TASK DIRECTIONS
Find the word "ROUGE" in the records and copy every line where it occurs.

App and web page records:
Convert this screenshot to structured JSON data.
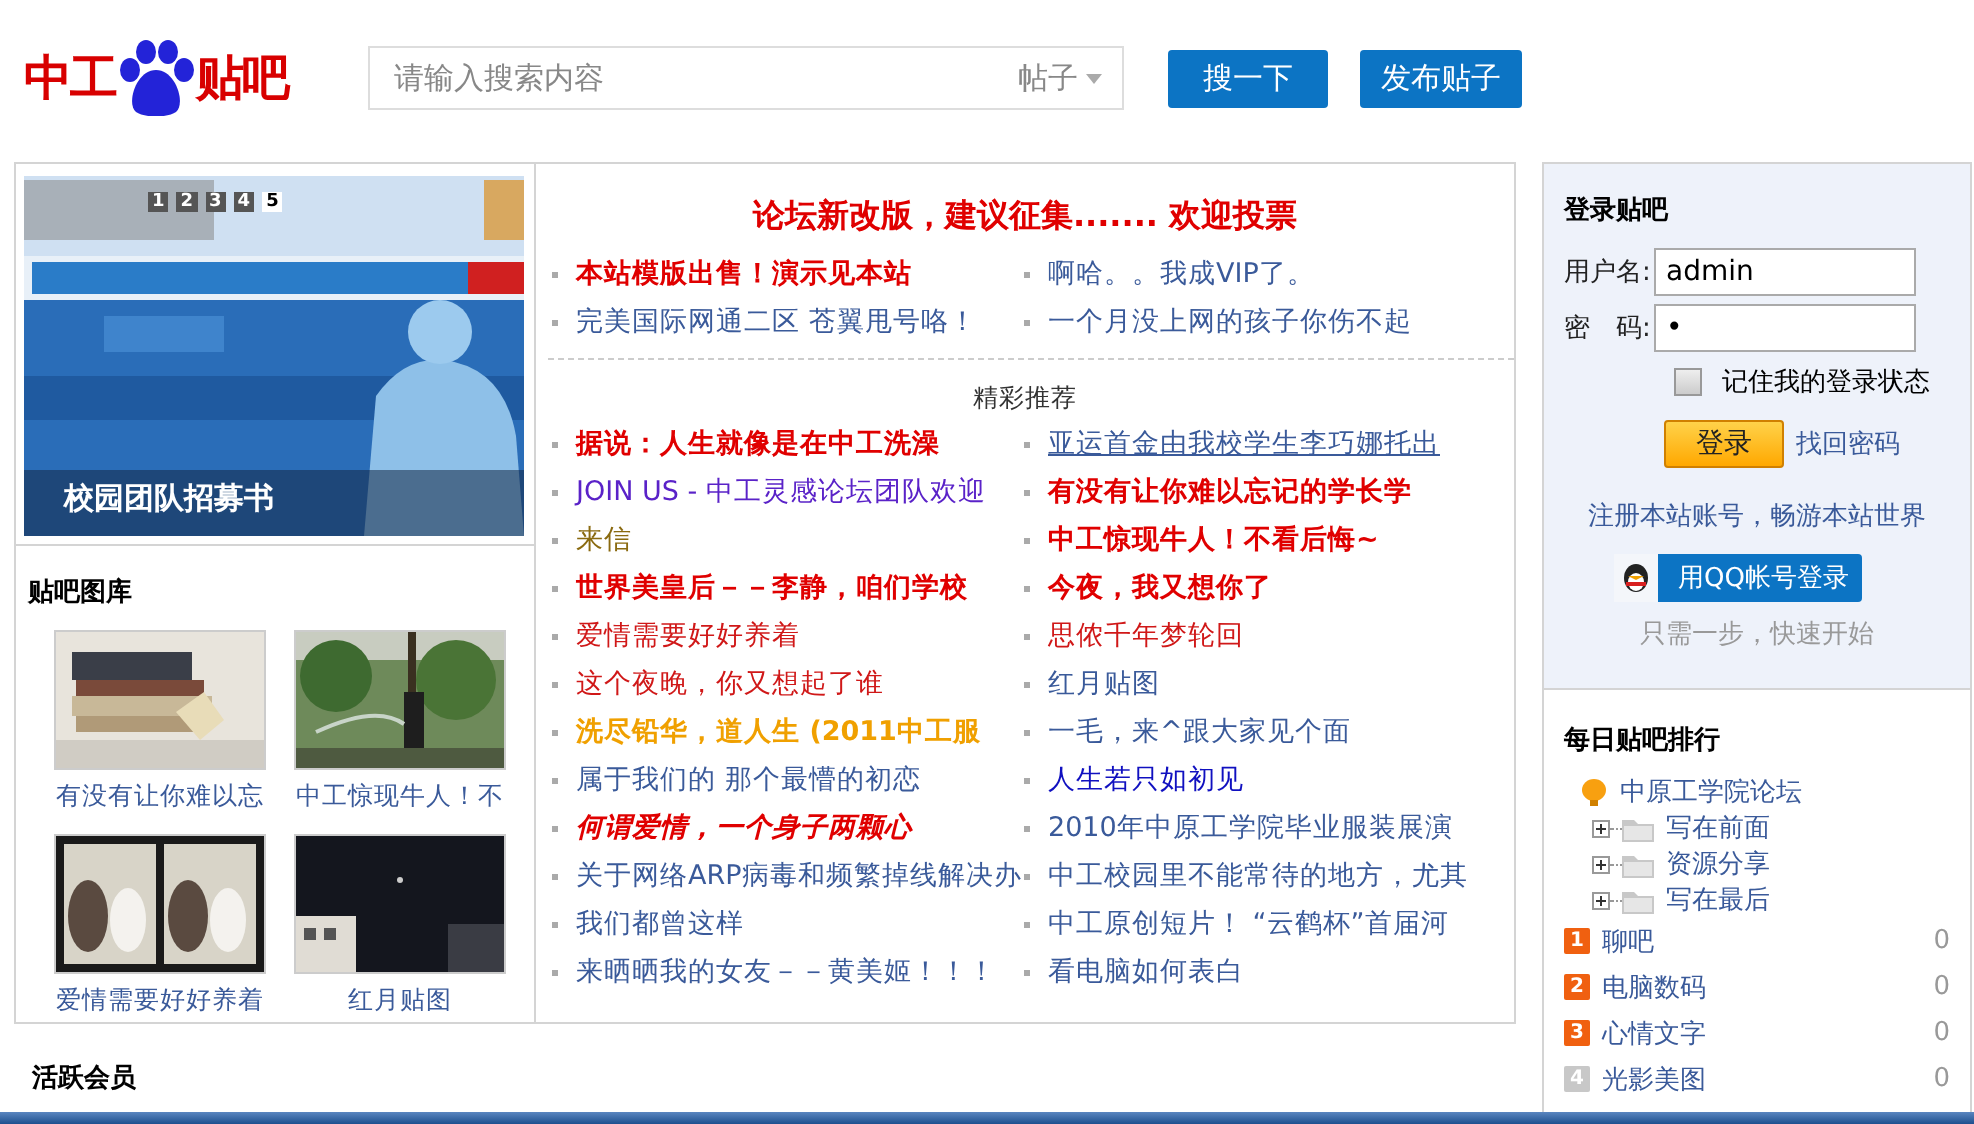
{
  "header": {
    "logo_left": "中工",
    "logo_right": "贴吧",
    "search": {
      "placeholder": "请输入搜索内容",
      "scope": "帖子"
    },
    "buttons": [
      "搜一下",
      "发布贴子"
    ]
  },
  "banner": {
    "kind": "picture",
    "caption": "校园团队招募书",
    "slides": [
      {
        "label": "1",
        "selected": false
      },
      {
        "label": "2",
        "selected": false
      },
      {
        "label": "3",
        "selected": false
      },
      {
        "label": "4",
        "selected": false
      },
      {
        "label": "5",
        "selected": true
      }
    ]
  },
  "gallery": {
    "title": "贴吧图库",
    "items": [
      {
        "kind": "picture",
        "caption": "有没有让你难以忘"
      },
      {
        "kind": "picture",
        "caption": "中工惊现牛人！不"
      },
      {
        "kind": "picture",
        "caption": "爱情需要好好养着"
      },
      {
        "kind": "picture",
        "caption": "红月贴图"
      }
    ]
  },
  "members": {
    "title": "活跃会员"
  },
  "notice": {
    "title": "论坛新改版，建议征集....... 欢迎投票",
    "links": [
      {
        "text": "本站模版出售！演示见本站",
        "color": "#e00000",
        "bold": true,
        "italic": false,
        "underline": false
      },
      {
        "text": "啊哈。。我成VIP了。",
        "color": "#3a5a9a",
        "bold": false,
        "italic": false,
        "underline": false
      },
      {
        "text": "完美国际网通二区 苍翼甩号咯！",
        "color": "#3a5a9a",
        "bold": false,
        "italic": false,
        "underline": false
      },
      {
        "text": "一个月没上网的孩子你伤不起",
        "color": "#3a5a9a",
        "bold": false,
        "italic": false,
        "underline": false
      }
    ]
  },
  "featured": {
    "title": "精彩推荐",
    "links": [
      {
        "text": "据说：人生就像是在中工洗澡",
        "color": "#e00000",
        "bold": true,
        "italic": false,
        "underline": false
      },
      {
        "text": "亚运首金由我校学生李巧娜托出",
        "color": "#3a5a9a",
        "bold": false,
        "italic": false,
        "underline": true
      },
      {
        "text": "JOIN US - 中工灵感论坛团队欢迎",
        "color": "#5a22c8",
        "bold": false,
        "italic": false,
        "underline": false
      },
      {
        "text": "有没有让你难以忘记的学长学",
        "color": "#e00000",
        "bold": true,
        "italic": false,
        "underline": false
      },
      {
        "text": "来信",
        "color": "#8a6a10",
        "bold": false,
        "italic": false,
        "underline": false
      },
      {
        "text": "中工惊现牛人！不看后悔~",
        "color": "#e00000",
        "bold": true,
        "italic": false,
        "underline": false
      },
      {
        "text": "世界美皇后－－李静，咱们学校",
        "color": "#e00000",
        "bold": true,
        "italic": false,
        "underline": false
      },
      {
        "text": "今夜，我又想你了",
        "color": "#e00000",
        "bold": true,
        "italic": false,
        "underline": false
      },
      {
        "text": "爱情需要好好养着",
        "color": "#d01818",
        "bold": false,
        "italic": false,
        "underline": false
      },
      {
        "text": "思侬千年梦轮回",
        "color": "#d01818",
        "bold": false,
        "italic": false,
        "underline": false
      },
      {
        "text": "这个夜晚，你又想起了谁",
        "color": "#d01818",
        "bold": false,
        "italic": false,
        "underline": false
      },
      {
        "text": "红月贴图",
        "color": "#3a5a9a",
        "bold": false,
        "italic": false,
        "underline": false
      },
      {
        "text": "洗尽铅华，道人生 (2011中工服",
        "color": "#f0a000",
        "bold": true,
        "italic": false,
        "underline": false
      },
      {
        "text": "一毛，来^跟大家见个面",
        "color": "#3a5a9a",
        "bold": false,
        "italic": false,
        "underline": false
      },
      {
        "text": "属于我们的  那个最懵的初恋",
        "color": "#3a5a9a",
        "bold": false,
        "italic": false,
        "underline": false
      },
      {
        "text": "人生若只如初见",
        "color": "#1010c0",
        "bold": false,
        "italic": false,
        "underline": false
      },
      {
        "text": "何谓爱情，一个身子两颗心",
        "color": "#e00000",
        "bold": true,
        "italic": true,
        "underline": false
      },
      {
        "text": "2010年中原工学院毕业服装展演",
        "color": "#3a5a9a",
        "bold": false,
        "italic": false,
        "underline": false
      },
      {
        "text": "关于网络ARP病毒和频繁掉线解决办",
        "color": "#3a5a9a",
        "bold": false,
        "italic": false,
        "underline": false
      },
      {
        "text": "中工校园里不能常待的地方，尤其",
        "color": "#3a5a9a",
        "bold": false,
        "italic": false,
        "underline": false
      },
      {
        "text": "我们都曾这样",
        "color": "#3a5a9a",
        "bold": false,
        "italic": false,
        "underline": false
      },
      {
        "text": "中工原创短片！ “云鹤杯”首届河",
        "color": "#3a5a9a",
        "bold": false,
        "italic": false,
        "underline": false
      },
      {
        "text": "来晒晒我的女友－－黄美姬！！！",
        "color": "#3a5a9a",
        "bold": false,
        "italic": false,
        "underline": false
      },
      {
        "text": "看电脑如何表白",
        "color": "#3a5a9a",
        "bold": false,
        "italic": false,
        "underline": false
      }
    ]
  },
  "login": {
    "title": "登录贴吧",
    "username_label": "用户名:",
    "username": "admin",
    "password_label": "密　码:",
    "password": "•",
    "remember": {
      "label": "记住我的登录状态",
      "checked": false
    },
    "submit": "登录",
    "forgot": "找回密码",
    "register": "注册本站账号，畅游本站世界",
    "qq_button": "用QQ帐号登录",
    "hint": "只需一步，快速开始"
  },
  "ranking": {
    "title": "每日贴吧排行",
    "forum": {
      "name": "中原工学院论坛",
      "children": [
        {
          "name": "写在前面",
          "expanded": false
        },
        {
          "name": "资源分享",
          "expanded": false
        },
        {
          "name": "写在最后",
          "expanded": false
        }
      ]
    },
    "boards": [
      {
        "rank": "1",
        "name": "聊吧",
        "count": "0",
        "color": "#f06010"
      },
      {
        "rank": "2",
        "name": "电脑数码",
        "count": "0",
        "color": "#f06010"
      },
      {
        "rank": "3",
        "name": "心情文字",
        "count": "0",
        "color": "#f06010"
      },
      {
        "rank": "4",
        "name": "光影美图",
        "count": "0",
        "color": "#c8c8c8"
      }
    ]
  }
}
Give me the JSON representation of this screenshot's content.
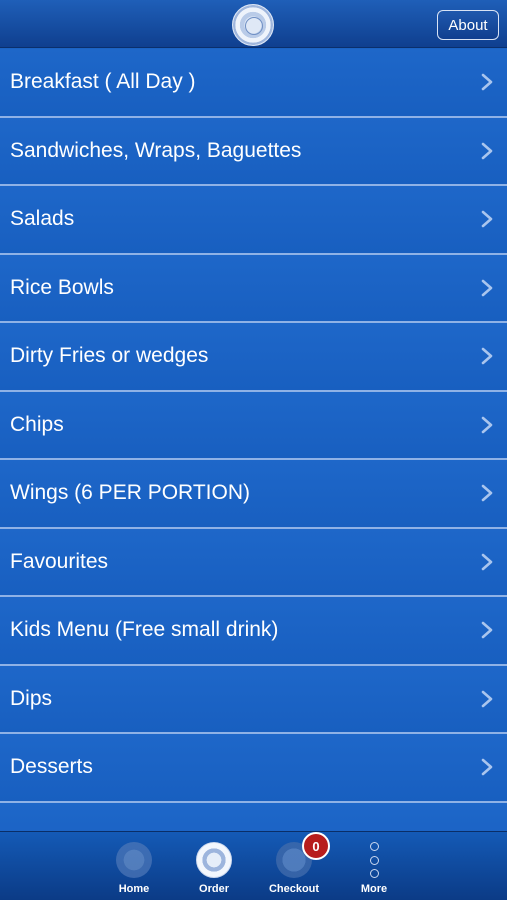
{
  "header": {
    "about_label": "About"
  },
  "menu": {
    "items": [
      {
        "label": "Breakfast ( All Day )"
      },
      {
        "label": "Sandwiches, Wraps, Baguettes"
      },
      {
        "label": "Salads"
      },
      {
        "label": "Rice Bowls"
      },
      {
        "label": "Dirty Fries or wedges"
      },
      {
        "label": "Chips"
      },
      {
        "label": "Wings (6 PER PORTION)"
      },
      {
        "label": "Favourites"
      },
      {
        "label": "Kids Menu (Free small drink)"
      },
      {
        "label": "Dips"
      },
      {
        "label": "Desserts"
      }
    ]
  },
  "tabbar": {
    "home": "Home",
    "order": "Order",
    "checkout": "Checkout",
    "more": "More",
    "cart_count": "0"
  }
}
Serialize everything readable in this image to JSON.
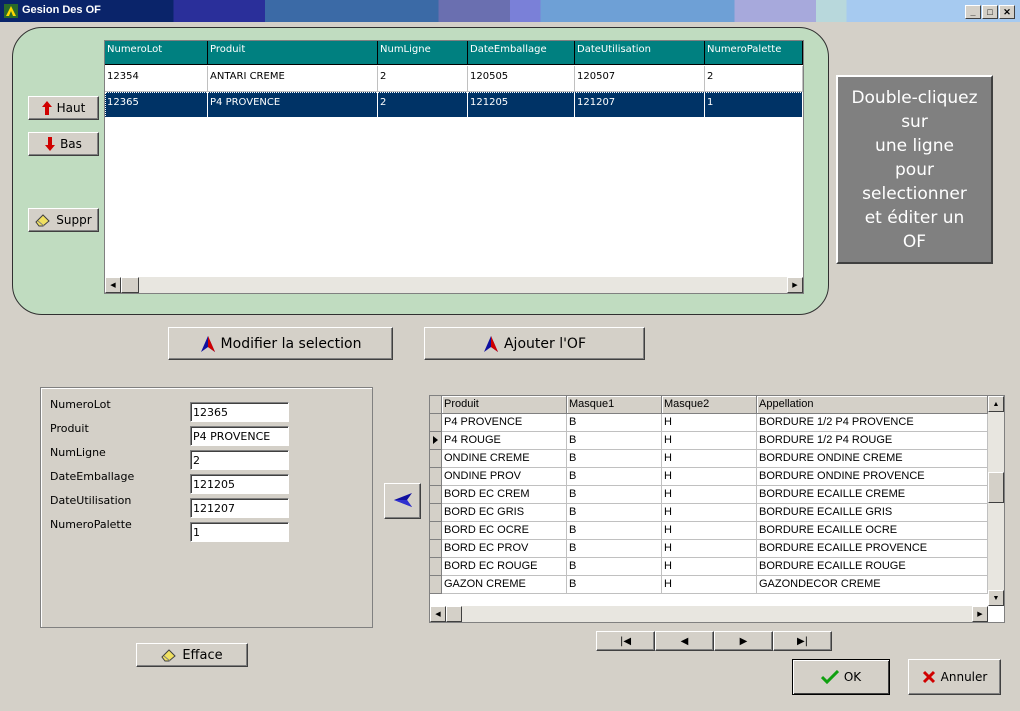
{
  "window": {
    "title": "Gesion Des OF"
  },
  "left_buttons": {
    "haut": "Haut",
    "bas": "Bas",
    "suppr": "Suppr"
  },
  "top_grid": {
    "columns": [
      "NumeroLot",
      "Produit",
      "NumLigne",
      "DateEmballage",
      "DateUtilisation",
      "NumeroPalette"
    ],
    "rows": [
      [
        "12354",
        "ANTARI CREME",
        "2",
        "120505",
        "120507",
        "2"
      ],
      [
        "12365",
        "P4 PROVENCE",
        "2",
        "121205",
        "121207",
        "1"
      ]
    ],
    "selected_row": 1
  },
  "hint": {
    "lines": [
      "Double-cliquez",
      "sur",
      "une ligne",
      "pour",
      "selectionner",
      "et éditer un",
      "OF"
    ]
  },
  "actions": {
    "modify": "Modifier la  selection",
    "add": "Ajouter l'OF"
  },
  "edit_form": {
    "fields": [
      {
        "label": "NumeroLot",
        "value": "12365"
      },
      {
        "label": "Produit",
        "value": "P4 PROVENCE"
      },
      {
        "label": "NumLigne",
        "value": "2"
      },
      {
        "label": "DateEmballage",
        "value": "121205"
      },
      {
        "label": "DateUtilisation",
        "value": "121207"
      },
      {
        "label": "NumeroPalette",
        "value": "1"
      }
    ],
    "clear_label": "Efface"
  },
  "bottom_grid": {
    "columns": [
      "Produit",
      "Masque1",
      "Masque2",
      "Appellation"
    ],
    "rows": [
      [
        "P4 PROVENCE",
        "B",
        "H",
        "BORDURE 1/2 P4 PROVENCE"
      ],
      [
        "P4 ROUGE",
        "B",
        "H",
        "BORDURE 1/2 P4 ROUGE"
      ],
      [
        "ONDINE CREME",
        "B",
        "H",
        "BORDURE ONDINE CREME"
      ],
      [
        "ONDINE PROV",
        "B",
        "H",
        "BORDURE ONDINE PROVENCE"
      ],
      [
        "BORD EC CREM",
        "B",
        "H",
        "BORDURE ECAILLE CREME"
      ],
      [
        "BORD EC GRIS",
        "B",
        "H",
        "BORDURE ECAILLE GRIS"
      ],
      [
        "BORD EC OCRE",
        "B",
        "H",
        "BORDURE ECAILLE OCRE"
      ],
      [
        "BORD EC PROV",
        "B",
        "H",
        "BORDURE ECAILLE PROVENCE"
      ],
      [
        "BORD EC ROUGE",
        "B",
        "H",
        "BORDURE ECAILLE ROUGE"
      ],
      [
        "GAZON CREME",
        "B",
        "H",
        "GAZONDECOR CREME"
      ]
    ],
    "current_row": 1
  },
  "dialog": {
    "ok": "OK",
    "cancel": "Annuler"
  },
  "colors": {
    "grid_header": "#008080",
    "selection": "#003366",
    "panel_green": "#c0dcc0"
  }
}
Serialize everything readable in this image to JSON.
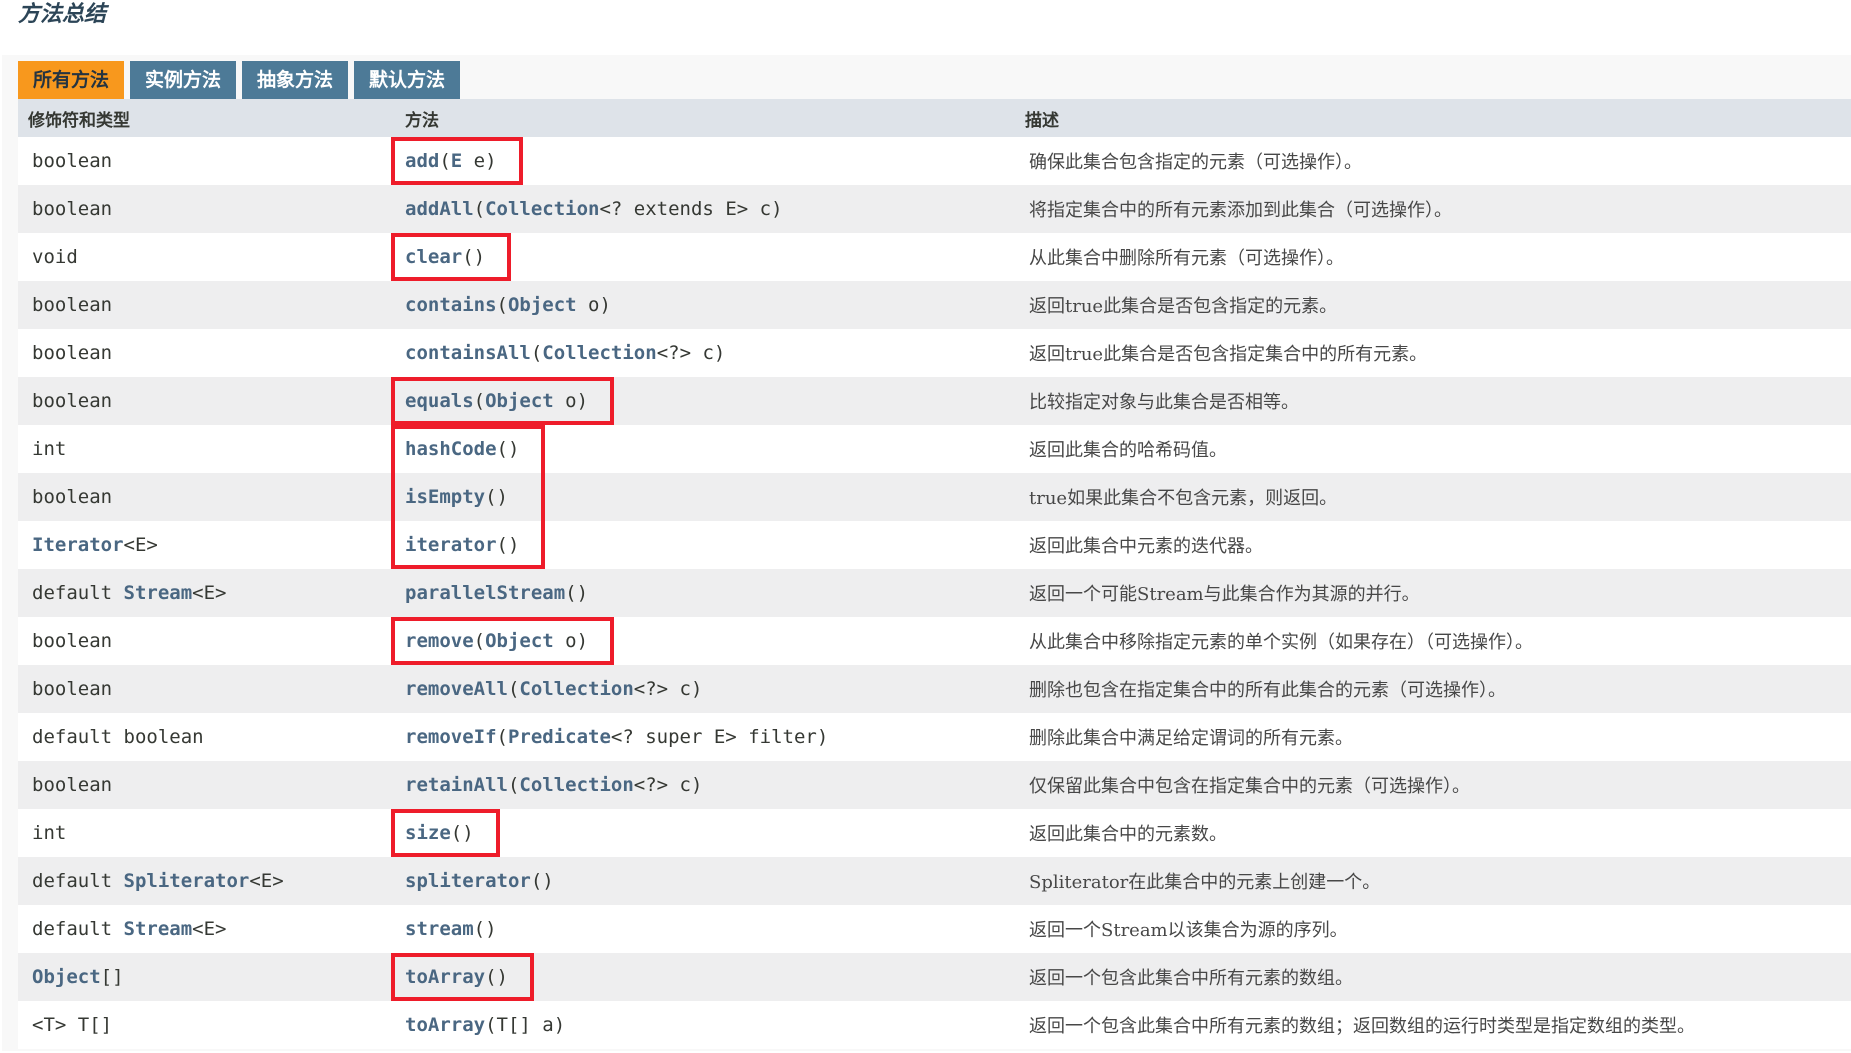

FINAL ANSWER
        "P4 ROUGE",
        "BORDURE 1/2 P4 ROUGE"
        "BORD EC ROUGE",
        "BORDURE ECAILLE ROUGE"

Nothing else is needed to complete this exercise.